*What the task requires*
Nothing may be left out or changed. Print every entry.

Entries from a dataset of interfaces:
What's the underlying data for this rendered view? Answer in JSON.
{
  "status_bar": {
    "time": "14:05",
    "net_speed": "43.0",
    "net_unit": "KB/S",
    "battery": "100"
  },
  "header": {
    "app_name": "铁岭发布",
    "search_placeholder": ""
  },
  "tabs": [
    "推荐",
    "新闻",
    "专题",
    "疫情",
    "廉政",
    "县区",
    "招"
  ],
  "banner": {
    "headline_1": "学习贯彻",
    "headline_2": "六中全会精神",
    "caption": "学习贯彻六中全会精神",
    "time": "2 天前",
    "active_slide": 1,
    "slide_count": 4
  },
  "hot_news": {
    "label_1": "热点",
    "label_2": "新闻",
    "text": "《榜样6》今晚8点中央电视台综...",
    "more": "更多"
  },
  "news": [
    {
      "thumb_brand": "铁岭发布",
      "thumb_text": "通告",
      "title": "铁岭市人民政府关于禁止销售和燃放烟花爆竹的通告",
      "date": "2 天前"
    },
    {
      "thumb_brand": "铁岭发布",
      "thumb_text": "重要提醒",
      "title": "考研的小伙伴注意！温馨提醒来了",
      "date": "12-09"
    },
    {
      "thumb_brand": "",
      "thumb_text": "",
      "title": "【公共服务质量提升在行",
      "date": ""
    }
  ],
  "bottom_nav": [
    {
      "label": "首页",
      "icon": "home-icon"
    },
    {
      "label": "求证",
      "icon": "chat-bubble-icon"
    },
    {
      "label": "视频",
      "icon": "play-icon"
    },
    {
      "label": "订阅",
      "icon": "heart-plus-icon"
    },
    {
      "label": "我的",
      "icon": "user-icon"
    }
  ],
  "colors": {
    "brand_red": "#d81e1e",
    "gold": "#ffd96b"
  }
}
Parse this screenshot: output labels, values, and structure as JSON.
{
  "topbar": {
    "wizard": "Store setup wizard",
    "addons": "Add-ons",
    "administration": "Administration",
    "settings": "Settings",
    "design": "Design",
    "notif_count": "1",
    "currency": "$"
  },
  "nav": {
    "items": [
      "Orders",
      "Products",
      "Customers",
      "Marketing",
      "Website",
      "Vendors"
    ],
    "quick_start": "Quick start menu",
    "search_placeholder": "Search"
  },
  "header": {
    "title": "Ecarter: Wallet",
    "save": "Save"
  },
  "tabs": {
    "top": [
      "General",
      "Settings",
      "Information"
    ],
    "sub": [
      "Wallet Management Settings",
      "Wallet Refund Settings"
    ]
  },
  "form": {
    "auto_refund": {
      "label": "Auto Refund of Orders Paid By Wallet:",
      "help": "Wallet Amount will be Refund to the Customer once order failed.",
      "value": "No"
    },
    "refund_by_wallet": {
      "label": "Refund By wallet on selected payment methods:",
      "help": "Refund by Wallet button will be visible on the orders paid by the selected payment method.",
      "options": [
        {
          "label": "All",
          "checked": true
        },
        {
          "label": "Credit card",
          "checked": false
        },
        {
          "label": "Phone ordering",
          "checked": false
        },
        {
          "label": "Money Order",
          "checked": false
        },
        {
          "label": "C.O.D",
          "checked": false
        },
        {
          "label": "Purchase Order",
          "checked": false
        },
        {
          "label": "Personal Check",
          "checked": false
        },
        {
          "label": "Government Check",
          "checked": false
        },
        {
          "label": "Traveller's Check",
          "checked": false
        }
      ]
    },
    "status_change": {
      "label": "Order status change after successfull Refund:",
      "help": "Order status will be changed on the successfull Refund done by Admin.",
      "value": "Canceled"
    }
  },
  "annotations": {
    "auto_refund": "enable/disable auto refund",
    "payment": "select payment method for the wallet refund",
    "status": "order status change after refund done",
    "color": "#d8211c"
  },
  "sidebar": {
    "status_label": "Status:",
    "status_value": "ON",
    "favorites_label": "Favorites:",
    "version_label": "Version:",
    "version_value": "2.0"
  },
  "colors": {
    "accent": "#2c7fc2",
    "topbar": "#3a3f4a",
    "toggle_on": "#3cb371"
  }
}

*Solution for this exercise*
What's the underlying data for this rendered view? Answer in JSON.
{
  "status_bar": {
    "time": "14:05",
    "net_speed": "43.0",
    "net_unit": "KB/S",
    "battery": "100"
  },
  "header": {
    "app_name": "铁岭发布",
    "search_placeholder": ""
  },
  "tabs": [
    "推荐",
    "新闻",
    "专题",
    "疫情",
    "廉政",
    "县区",
    "招"
  ],
  "banner": {
    "headline_1": "学习贯彻",
    "headline_2": "六中全会精神",
    "caption": "学习贯彻六中全会精神",
    "time": "2 天前",
    "active_slide": 1,
    "slide_count": 4
  },
  "hot_news": {
    "label_1": "热点",
    "label_2": "新闻",
    "text": "《榜样6》今晚8点中央电视台综...",
    "more": "更多"
  },
  "news": [
    {
      "thumb_brand": "铁岭发布",
      "thumb_text": "通告",
      "title": "铁岭市人民政府关于禁止销售和燃放烟花爆竹的通告",
      "date": "2 天前"
    },
    {
      "thumb_brand": "铁岭发布",
      "thumb_text": "重要提醒",
      "title": "考研的小伙伴注意！温馨提醒来了",
      "date": "12-09"
    },
    {
      "thumb_brand": "",
      "thumb_text": "",
      "title": "【公共服务质量提升在行",
      "date": ""
    }
  ],
  "bottom_nav": [
    {
      "label": "首页",
      "icon": "home-icon"
    },
    {
      "label": "求证",
      "icon": "chat-bubble-icon"
    },
    {
      "label": "视频",
      "icon": "play-icon"
    },
    {
      "label": "订阅",
      "icon": "heart-plus-icon"
    },
    {
      "label": "我的",
      "icon": "user-icon"
    }
  ],
  "colors": {
    "brand_red": "#d81e1e",
    "gold": "#ffd96b"
  }
}
Parse this screenshot: output labels, values, and structure as JSON.
{
  "topbar": {
    "wizard": "Store setup wizard",
    "addons": "Add-ons",
    "administration": "Administration",
    "settings": "Settings",
    "design": "Design",
    "notif_count": "1",
    "currency": "$"
  },
  "nav": {
    "items": [
      "Orders",
      "Products",
      "Customers",
      "Marketing",
      "Website",
      "Vendors"
    ],
    "quick_start": "Quick start menu",
    "search_placeholder": "Search"
  },
  "header": {
    "title": "Ecarter: Wallet",
    "save": "Save"
  },
  "tabs": {
    "top": [
      "General",
      "Settings",
      "Information"
    ],
    "sub": [
      "Wallet Management Settings",
      "Wallet Refund Settings"
    ]
  },
  "form": {
    "auto_refund": {
      "label": "Auto Refund of Orders Paid By Wallet:",
      "help": "Wallet Amount will be Refund to the Customer once order failed.",
      "value": "No"
    },
    "refund_by_wallet": {
      "label": "Refund By wallet on selected payment methods:",
      "help": "Refund by Wallet button will be visible on the orders paid by the selected payment method.",
      "options": [
        {
          "label": "All",
          "checked": true
        },
        {
          "label": "Credit card",
          "checked": false
        },
        {
          "label": "Phone ordering",
          "checked": false
        },
        {
          "label": "Money Order",
          "checked": false
        },
        {
          "label": "C.O.D",
          "checked": false
        },
        {
          "label": "Purchase Order",
          "checked": false
        },
        {
          "label": "Personal Check",
          "checked": false
        },
        {
          "label": "Government Check",
          "checked": false
        },
        {
          "label": "Traveller's Check",
          "checked": false
        }
      ]
    },
    "status_change": {
      "label": "Order status change after successfull Refund:",
      "help": "Order status will be changed on the successfull Refund done by Admin.",
      "value": "Canceled"
    }
  },
  "annotations": {
    "auto_refund": "enable/disable auto refund",
    "payment": "select payment method for the wallet refund",
    "status": "order status change after refund done",
    "color": "#d8211c"
  },
  "sidebar": {
    "status_label": "Status:",
    "status_value": "ON",
    "favorites_label": "Favorites:",
    "version_label": "Version:",
    "version_value": "2.0"
  },
  "colors": {
    "accent": "#2c7fc2",
    "topbar": "#3a3f4a",
    "toggle_on": "#3cb371"
  }
}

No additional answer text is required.